LONDON (Reuters) - Brent crude oil reached its highest in a month on Thursday, lifted by escalating tension between Syria and Turkey, maintenance in the North Sea and a supply crunch in oil products.
November Brent crude rose $1.00 to $115.33 a barrel by 1346 GMT (0946 EDT), after matching Wednesday's high of $115.59. U.S. crude climbed 93 cents to $92.18.
Turkey scrambled fighters and briefly detained a Syrian passenger plane on Wednesday, suspecting it of carrying military equipment from Moscow, while Turkey's military chief warned of a more forceful response if shelling continued to spill over the border.
"The Syrian situation is heating up and there are fears about Turkey, a NATO member, retaliating and contagion in the region," said Bjarne Schieldrop, analyst at SEB in Oslo.
Worries about supply disruption caused by fears of violence in the Middle East and maintenance at the North Sea Forties oil field have pushed Brent's premium to U.S. crude to its highest in a year at around $23.50.
North Sea crude oil output from 12 production streams is set to fall by about 1 percent in November, according to Reuters' calculations, another potential source of support for Brent oil prices.
Firmer refining margins and steep backwardation in the gasoil market, where prices are higher for prompt delivery than for later dates, pointed to firm demand going into the northern hemisphere winter.
"At current prices, the upcoming winter will be the most expensive winter ever for the consumers using heating oil," said Olivier Jakob at Petromatrix in Switzerland, adding that gasoline prices were also high.
"All in all, after the high cost of driving and heating there will be at least one iPad less under the Christmas tree," he said.
Forecasts of slower economic and fuel demand growth kept oil prices from rising further.

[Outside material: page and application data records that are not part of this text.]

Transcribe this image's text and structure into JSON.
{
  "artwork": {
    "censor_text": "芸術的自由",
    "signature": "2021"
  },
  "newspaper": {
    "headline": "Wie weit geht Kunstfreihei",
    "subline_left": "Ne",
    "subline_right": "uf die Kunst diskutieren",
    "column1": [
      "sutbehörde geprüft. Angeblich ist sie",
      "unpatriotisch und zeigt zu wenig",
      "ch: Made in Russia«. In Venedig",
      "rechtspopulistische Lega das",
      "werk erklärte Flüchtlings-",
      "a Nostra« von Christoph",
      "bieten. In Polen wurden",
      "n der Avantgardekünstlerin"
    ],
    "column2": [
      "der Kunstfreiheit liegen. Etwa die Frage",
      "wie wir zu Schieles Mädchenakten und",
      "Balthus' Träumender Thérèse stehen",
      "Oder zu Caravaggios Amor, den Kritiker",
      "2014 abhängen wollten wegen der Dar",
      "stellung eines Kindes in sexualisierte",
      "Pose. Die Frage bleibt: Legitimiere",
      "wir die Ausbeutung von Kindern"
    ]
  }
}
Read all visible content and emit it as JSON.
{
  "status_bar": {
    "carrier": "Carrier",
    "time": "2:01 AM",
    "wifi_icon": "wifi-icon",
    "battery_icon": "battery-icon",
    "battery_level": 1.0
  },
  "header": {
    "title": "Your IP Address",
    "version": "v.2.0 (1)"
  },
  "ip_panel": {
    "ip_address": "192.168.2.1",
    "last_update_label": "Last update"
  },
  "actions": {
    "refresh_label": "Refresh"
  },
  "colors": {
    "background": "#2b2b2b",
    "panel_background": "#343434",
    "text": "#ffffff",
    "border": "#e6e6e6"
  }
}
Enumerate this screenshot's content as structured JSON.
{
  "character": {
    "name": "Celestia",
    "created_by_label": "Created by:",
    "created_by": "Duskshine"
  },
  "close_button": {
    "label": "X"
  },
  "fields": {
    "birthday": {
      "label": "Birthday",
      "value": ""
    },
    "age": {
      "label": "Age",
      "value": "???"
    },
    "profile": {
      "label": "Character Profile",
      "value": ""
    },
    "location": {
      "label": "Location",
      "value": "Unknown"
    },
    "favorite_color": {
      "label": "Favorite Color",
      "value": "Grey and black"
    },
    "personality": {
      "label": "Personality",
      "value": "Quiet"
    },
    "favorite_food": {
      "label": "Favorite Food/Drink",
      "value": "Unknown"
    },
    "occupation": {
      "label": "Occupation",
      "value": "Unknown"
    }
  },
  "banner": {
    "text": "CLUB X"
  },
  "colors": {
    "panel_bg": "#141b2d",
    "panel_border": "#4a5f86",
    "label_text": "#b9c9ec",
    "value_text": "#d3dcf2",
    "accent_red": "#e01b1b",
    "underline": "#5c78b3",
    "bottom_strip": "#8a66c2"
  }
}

Global oil demand is looking weaker than previously forecast as the slowing economy continues to weigh on consumption, the U.S. government and the Organization of the Petroleum Exporting Countries (OPEC) said in reports.
On Wednesday, the U.S. Energy Information Administration (EIA) and OPEC cut their forecasts for growth in world oil demand in 2013, a day after the International Monetary Fund (IMF) lowered its economic growth forecasts for the second time since April.
The EIA and OPEC reports are two of three major oil outlooks due out this week, with the International Energy Agency to release its October oil markets outlook on Friday.
Providing some positive news on the economy, the number of Americans filing new claims for unemployment benefits fell last week to the lowest level in more than four and a half years, U.S. government data showed on Thursday.
However, the backdrop was still downbeat. China's annual economic growth probably slowed for a seventh straight quarter in the July-September period to the weakest level since the depths of the global financial crisis, a Reuters poll showed.
In the United States, crude stocks rose 1.6 million barrels last week, industry group American Petroleum Institute said on Wednesday, more than an 800,000-barrel build forecast by analysts in a Reuters poll.
The EIA will release its weekly inventory report later on Thursday. A poll of 12 analysts' forecast weekly U.S. stockpiles data would show crude inventories up 800,000 barrels for the week ended October 5. <EIA/S>
Additional reporting by Florence Tan in Singapore; Editing by William Hardy and Helen Massy-Beresford